**TRY IT**.
In the copy, include no pictures, but reproduce every record exactly.

INFORMATION SHOWN below:

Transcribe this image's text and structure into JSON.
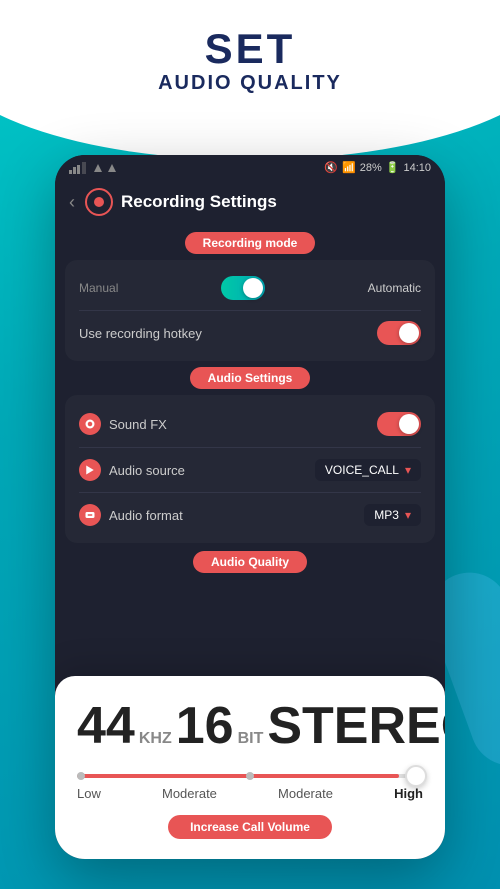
{
  "header": {
    "set_label": "SET",
    "subtitle": "AUDIO QUALITY"
  },
  "status_bar": {
    "battery": "28%",
    "time": "14:10"
  },
  "app_header": {
    "title": "Recording Settings",
    "back": "‹"
  },
  "recording_mode_badge": "Recording mode",
  "recording_mode": {
    "manual_label": "Manual",
    "automatic_label": "Automatic",
    "hotkey_label": "Use recording hotkey"
  },
  "audio_settings_badge": "Audio Settings",
  "audio_settings": {
    "sound_fx_label": "Sound FX",
    "audio_source_label": "Audio source",
    "audio_source_value": "VOICE_CALL",
    "audio_format_label": "Audio format",
    "audio_format_value": "MP3"
  },
  "audio_quality_badge": "Audio Quality",
  "audio_quality": {
    "freq": "44",
    "freq_unit": "KHZ",
    "bits": "16",
    "bits_unit": "BIT",
    "mode": "STEREO",
    "slider_labels": [
      "Low",
      "Moderate",
      "Moderate",
      "High"
    ],
    "slider_value": 93
  },
  "increase_call_volume_btn": "Increase Call Volume"
}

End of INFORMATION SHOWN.

**ANSWER BELOW**.
Transcribe this image's text and structure into JSON.
{
  "header": {
    "set_label": "SET",
    "subtitle": "AUDIO QUALITY"
  },
  "status_bar": {
    "battery": "28%",
    "time": "14:10"
  },
  "app_header": {
    "title": "Recording Settings",
    "back": "‹"
  },
  "recording_mode_badge": "Recording mode",
  "recording_mode": {
    "manual_label": "Manual",
    "automatic_label": "Automatic",
    "hotkey_label": "Use recording hotkey"
  },
  "audio_settings_badge": "Audio Settings",
  "audio_settings": {
    "sound_fx_label": "Sound FX",
    "audio_source_label": "Audio source",
    "audio_source_value": "VOICE_CALL",
    "audio_format_label": "Audio format",
    "audio_format_value": "MP3"
  },
  "audio_quality_badge": "Audio Quality",
  "audio_quality": {
    "freq": "44",
    "freq_unit": "KHZ",
    "bits": "16",
    "bits_unit": "BIT",
    "mode": "STEREO",
    "slider_labels": [
      "Low",
      "Moderate",
      "Moderate",
      "High"
    ],
    "slider_value": 93
  },
  "increase_call_volume_btn": "Increase Call Volume"
}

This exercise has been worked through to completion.